There has been argument brewing in the progressive religious community as to who really counts as a “progressive,” and, by implication, whose policies and politics should be shaping the new Obama administration. Whose voice, in other words, will be heard in post-religious-right Washington?
The argument revolves around those who see themselves as truly progressive versus those who are more eager to work with religious moderates. While all this might seem like a tempest in a theological teapot to outsiders, the discussion is generating heated passions (along with some bruised egos) in the left-ward religious community.
In his April 16 article, “Will the Real Progressive Christians Please Stand Up?,” Delwin Brown introduced a very helpful historical survey into the conversation, identifying four historical antecedents to reemergent progressivism: 1) the early 19th century evangelical movement; 2) post-Civil War liberalism; 3) early-20th century neo-orthodoxy; and 4) mid-20th century liberationist movements. He placed the current discussion in this historical context, suggesting that there aren’t really divisions among contemporary progressives as much as there exists two points of view—the “purists” and the “accommodators.”
While there is much to commend in his analysis, I’m not entirely sure I agree with its conclusions. I don’t disagree because I am offended in any way. I actually disagree because I don’t fit into the schema—and I suspect many others won’t either. Over the last couple of years, I have been equally claimed by purist progressives and accommodating progressives (and equally criticized by both!) And, by theological pedigree, I have drunk deeply from the wells of all four of the historical streams of the progressive movement. So, while I found Del’s historical analysis clear and pointed, I also found it a bit baffling in relation to personal experience.
And that’s because I’m a post-modern, post-partisan, neo-pragmatic progressive pilgrim.
What do I mean by that?
In the last twenty years, a new way of being progressive has emerged—thus, Delwin Brown’s historical schema needs a fifth “phase.”
Around 1980, theology shifted when a new form of liberal theology, called “post-liberalism” began to shape a new, young generation of graduate students and seminarians. “Post-liberals” stood in the liberal tradition, and continued to emphasize God’s reign of justice, but they moved “beyond” historical liberalism in two key ways: 1) they reengaged tradition, taking the texts, scriptures, and insights of the past with a new seriousness; and 2) they emphasized the importance of spiritual practices and formation in an attempt to connect the faithful to a more transcendent and personal experience of God.
“Post-liberals” believed that old-style liberalism had, in many ways, failed. They both critiqued the hubris of inherited liberalism and developed a more pragmatic and modest approach to theology.

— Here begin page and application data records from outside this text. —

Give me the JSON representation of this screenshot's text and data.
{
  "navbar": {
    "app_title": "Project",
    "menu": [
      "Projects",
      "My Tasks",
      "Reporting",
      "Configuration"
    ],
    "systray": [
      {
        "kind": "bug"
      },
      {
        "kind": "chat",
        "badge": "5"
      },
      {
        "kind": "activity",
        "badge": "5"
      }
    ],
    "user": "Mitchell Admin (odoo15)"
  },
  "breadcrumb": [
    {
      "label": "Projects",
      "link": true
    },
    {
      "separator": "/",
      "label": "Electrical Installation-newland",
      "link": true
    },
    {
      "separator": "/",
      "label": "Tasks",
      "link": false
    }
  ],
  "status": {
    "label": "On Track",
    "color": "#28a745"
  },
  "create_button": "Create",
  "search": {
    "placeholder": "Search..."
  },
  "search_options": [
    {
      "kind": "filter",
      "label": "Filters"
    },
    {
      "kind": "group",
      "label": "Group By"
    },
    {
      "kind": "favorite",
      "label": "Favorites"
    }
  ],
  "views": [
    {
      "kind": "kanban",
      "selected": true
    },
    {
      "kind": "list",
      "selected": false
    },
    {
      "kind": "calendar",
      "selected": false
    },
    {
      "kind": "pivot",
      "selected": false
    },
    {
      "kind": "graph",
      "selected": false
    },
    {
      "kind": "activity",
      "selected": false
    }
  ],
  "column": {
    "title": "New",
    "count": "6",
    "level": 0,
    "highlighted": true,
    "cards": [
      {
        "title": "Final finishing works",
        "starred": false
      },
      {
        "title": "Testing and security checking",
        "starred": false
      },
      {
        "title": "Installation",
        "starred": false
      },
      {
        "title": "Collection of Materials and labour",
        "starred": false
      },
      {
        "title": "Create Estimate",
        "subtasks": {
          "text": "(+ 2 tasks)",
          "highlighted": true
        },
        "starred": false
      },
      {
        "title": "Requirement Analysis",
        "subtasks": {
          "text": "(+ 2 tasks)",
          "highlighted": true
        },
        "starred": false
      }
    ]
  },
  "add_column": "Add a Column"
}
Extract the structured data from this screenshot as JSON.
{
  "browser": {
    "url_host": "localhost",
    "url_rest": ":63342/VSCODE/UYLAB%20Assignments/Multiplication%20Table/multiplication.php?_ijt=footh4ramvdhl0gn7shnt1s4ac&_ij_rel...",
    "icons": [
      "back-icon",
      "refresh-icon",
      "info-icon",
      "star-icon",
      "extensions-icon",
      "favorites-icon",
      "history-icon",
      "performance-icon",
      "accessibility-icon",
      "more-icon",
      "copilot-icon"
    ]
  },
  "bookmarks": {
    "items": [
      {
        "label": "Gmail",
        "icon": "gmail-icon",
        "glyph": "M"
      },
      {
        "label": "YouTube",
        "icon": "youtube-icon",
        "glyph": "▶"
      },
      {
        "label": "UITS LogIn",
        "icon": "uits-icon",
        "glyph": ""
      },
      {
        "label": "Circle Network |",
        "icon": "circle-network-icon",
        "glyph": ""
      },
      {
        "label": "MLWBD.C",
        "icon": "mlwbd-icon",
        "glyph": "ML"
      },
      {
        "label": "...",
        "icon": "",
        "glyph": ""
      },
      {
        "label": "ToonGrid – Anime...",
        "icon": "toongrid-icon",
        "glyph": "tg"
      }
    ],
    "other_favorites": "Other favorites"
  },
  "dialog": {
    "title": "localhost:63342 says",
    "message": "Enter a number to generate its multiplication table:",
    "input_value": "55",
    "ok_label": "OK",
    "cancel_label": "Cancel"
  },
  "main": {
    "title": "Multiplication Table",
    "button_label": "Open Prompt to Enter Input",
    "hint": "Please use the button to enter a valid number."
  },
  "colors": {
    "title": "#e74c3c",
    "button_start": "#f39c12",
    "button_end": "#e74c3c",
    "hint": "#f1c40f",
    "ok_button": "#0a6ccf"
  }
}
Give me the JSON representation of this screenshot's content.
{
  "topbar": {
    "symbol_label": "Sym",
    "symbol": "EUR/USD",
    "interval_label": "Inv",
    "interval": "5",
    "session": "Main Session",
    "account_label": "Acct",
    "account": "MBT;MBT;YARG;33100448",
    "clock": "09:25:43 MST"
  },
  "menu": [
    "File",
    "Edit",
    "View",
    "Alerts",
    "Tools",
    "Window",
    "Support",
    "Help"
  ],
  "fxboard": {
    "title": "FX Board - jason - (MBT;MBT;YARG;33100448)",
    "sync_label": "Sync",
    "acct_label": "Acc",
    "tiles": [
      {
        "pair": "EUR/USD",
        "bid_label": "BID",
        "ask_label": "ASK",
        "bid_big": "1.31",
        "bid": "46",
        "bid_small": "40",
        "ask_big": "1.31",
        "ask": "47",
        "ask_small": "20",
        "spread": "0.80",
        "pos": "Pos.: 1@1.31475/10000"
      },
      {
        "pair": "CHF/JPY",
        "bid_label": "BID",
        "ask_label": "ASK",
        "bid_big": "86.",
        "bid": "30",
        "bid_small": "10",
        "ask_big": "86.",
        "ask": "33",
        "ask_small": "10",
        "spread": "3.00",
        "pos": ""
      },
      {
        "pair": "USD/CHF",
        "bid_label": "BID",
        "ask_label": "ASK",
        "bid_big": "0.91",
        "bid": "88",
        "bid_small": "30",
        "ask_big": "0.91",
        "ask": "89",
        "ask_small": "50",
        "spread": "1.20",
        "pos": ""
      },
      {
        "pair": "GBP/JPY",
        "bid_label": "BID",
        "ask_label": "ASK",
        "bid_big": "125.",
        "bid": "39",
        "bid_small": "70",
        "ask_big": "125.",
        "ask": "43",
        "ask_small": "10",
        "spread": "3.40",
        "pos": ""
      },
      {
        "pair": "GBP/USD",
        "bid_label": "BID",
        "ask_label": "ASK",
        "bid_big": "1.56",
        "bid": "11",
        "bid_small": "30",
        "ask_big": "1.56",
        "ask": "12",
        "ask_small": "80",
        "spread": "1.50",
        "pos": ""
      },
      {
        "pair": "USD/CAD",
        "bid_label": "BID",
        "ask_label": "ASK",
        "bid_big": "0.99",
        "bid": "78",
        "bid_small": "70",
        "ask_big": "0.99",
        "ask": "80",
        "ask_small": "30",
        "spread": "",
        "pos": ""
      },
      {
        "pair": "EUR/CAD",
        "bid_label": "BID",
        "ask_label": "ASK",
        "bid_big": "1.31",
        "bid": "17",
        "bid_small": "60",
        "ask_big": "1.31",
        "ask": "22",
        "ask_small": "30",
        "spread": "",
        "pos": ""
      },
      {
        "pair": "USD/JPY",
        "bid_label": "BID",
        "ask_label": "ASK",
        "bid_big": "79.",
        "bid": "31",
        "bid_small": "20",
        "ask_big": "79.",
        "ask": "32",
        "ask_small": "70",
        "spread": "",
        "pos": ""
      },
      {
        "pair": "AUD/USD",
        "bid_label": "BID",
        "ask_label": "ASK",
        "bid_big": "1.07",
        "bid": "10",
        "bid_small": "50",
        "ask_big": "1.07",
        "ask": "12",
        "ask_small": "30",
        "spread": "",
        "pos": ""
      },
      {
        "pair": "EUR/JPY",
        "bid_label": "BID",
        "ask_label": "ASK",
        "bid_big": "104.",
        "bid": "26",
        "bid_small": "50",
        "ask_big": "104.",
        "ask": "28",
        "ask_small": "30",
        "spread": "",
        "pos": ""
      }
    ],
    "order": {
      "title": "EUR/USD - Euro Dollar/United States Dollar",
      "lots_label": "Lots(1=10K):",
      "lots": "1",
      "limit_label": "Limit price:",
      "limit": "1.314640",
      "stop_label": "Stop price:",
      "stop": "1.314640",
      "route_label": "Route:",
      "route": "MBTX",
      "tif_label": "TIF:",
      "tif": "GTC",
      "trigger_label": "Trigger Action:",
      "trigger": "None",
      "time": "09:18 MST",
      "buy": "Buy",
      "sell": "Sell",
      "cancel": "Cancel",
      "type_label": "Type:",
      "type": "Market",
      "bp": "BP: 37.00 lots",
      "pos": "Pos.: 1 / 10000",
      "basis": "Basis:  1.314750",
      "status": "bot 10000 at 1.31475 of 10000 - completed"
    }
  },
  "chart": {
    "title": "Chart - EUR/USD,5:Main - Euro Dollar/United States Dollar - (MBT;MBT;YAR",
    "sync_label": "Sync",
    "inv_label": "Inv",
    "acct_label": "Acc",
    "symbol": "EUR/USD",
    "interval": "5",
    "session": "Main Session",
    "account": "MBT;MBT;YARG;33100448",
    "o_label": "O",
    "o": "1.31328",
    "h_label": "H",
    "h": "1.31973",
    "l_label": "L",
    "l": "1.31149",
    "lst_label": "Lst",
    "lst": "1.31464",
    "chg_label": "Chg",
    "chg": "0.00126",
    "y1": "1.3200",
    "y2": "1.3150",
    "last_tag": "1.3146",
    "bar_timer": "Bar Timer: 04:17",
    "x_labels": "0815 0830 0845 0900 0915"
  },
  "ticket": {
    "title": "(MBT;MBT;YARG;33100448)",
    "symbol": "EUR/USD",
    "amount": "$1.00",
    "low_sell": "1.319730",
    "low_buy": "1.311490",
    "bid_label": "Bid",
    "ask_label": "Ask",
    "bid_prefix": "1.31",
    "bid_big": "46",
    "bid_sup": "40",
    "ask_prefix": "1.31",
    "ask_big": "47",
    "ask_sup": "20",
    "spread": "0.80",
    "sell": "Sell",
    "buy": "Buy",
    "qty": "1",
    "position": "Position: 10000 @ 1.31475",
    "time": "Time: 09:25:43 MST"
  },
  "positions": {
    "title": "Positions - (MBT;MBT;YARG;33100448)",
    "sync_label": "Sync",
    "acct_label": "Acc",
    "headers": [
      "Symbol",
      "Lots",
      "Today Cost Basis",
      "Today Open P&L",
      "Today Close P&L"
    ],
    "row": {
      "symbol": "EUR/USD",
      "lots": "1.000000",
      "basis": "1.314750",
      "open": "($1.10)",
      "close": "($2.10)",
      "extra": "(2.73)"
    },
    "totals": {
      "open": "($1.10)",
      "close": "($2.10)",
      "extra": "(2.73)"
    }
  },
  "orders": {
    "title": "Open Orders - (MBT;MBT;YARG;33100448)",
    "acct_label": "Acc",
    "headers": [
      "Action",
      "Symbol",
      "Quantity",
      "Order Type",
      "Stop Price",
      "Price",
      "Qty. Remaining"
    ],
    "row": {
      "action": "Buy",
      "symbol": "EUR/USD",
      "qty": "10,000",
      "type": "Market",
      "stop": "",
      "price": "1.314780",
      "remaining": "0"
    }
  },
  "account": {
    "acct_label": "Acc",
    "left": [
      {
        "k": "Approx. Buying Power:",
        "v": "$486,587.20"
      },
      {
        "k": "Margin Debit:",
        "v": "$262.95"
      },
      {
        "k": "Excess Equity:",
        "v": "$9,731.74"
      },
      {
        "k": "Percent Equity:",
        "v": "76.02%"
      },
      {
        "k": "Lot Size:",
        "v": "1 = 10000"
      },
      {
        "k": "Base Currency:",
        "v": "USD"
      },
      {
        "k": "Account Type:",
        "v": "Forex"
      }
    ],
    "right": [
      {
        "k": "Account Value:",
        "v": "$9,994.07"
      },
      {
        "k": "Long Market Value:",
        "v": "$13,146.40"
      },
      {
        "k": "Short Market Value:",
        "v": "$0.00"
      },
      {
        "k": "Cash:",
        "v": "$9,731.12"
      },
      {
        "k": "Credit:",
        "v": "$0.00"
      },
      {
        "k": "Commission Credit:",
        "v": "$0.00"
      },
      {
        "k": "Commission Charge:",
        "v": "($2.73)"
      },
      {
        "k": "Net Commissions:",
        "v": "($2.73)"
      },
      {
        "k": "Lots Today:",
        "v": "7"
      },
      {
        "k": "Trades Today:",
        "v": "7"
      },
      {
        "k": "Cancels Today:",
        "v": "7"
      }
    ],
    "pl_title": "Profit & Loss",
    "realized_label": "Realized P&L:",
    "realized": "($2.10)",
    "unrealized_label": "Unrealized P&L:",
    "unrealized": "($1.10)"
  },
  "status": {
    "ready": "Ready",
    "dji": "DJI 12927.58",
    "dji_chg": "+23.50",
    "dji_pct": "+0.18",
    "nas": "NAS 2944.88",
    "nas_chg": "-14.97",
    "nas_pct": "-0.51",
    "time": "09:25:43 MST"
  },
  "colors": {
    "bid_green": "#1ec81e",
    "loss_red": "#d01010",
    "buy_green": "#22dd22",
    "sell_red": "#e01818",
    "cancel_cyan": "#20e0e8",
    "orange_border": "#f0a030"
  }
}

“Post-liberalism,” a post-modern theology, has transformed into a new sort of post-modern progressive Christianity. It moves beyond (as indicated by the word, “post”) and is subsequent to the traditional categories of liberal-and-conservative. Instead, it takes a non-dualistic, discrete, narrative, and situational approach to religion—very different from the former arguments between the Truth claims of older theological structures.
Because of its essential modesty in regard to truth (opting instead for speaking of “truthfulness” rather than Truth), it finds itself as “post-partisan” and doesn’t take sides in the old arguments. As a result, it tends toward theological pragmatism: How does one enact justice in a fallen world? With whom can the faithful make alliances for the sake of shalom in the world? It constructs the world more in terms of a journey of justice rather than a destination of truth. Hence, post-modern progressives are post-partisan, neo-pragmatic pilgrims.
And they do not fit into the categories of “purist” or “accommodator.” Like the “purists,” they are idealistic—they truly believe in God’s reign, in justice, and work (often prophetically) so that the world might be better. But, like the “accommodators,” they are pragmatic, seeing always the “both-and” (or the “and-and-and-and”) rather than the “either-or.”
Thus, part of their idealism is building coalitions and in creating conversation with people from a broad spectrum of opinion. They are idealistic pragmatists—fashioning a progressive faith that matches the longings of what cultural theorist Jonathan Pontell calls “Generation Jones,” (a group who are reshaping a host of political and social institutions)—among whom President Obama is a prime example.
Progressive religion, and the ways it is changing, must be understood within the larger frame of what many philosophers believe is a massive paradigm shift in Western culture—the shift away from modernism toward whatever post-modernism is birthing. The old categories no longer work. We are going to need an entirely different language in order to name progressivism’s new historical iteration.
The tempest-in-a-teapot argument among religious progressives is but one small microburst in the larger storm of cultural change. Those who expected a pure progressive Camelot under President Obama are bound to be disappointed—because he is a post-modern progressive. And that’s a different sort of thing than we’ve known before. History may point the direction, but we’re having to make this up as we go along. Because liberalism just ain’t what it used to be.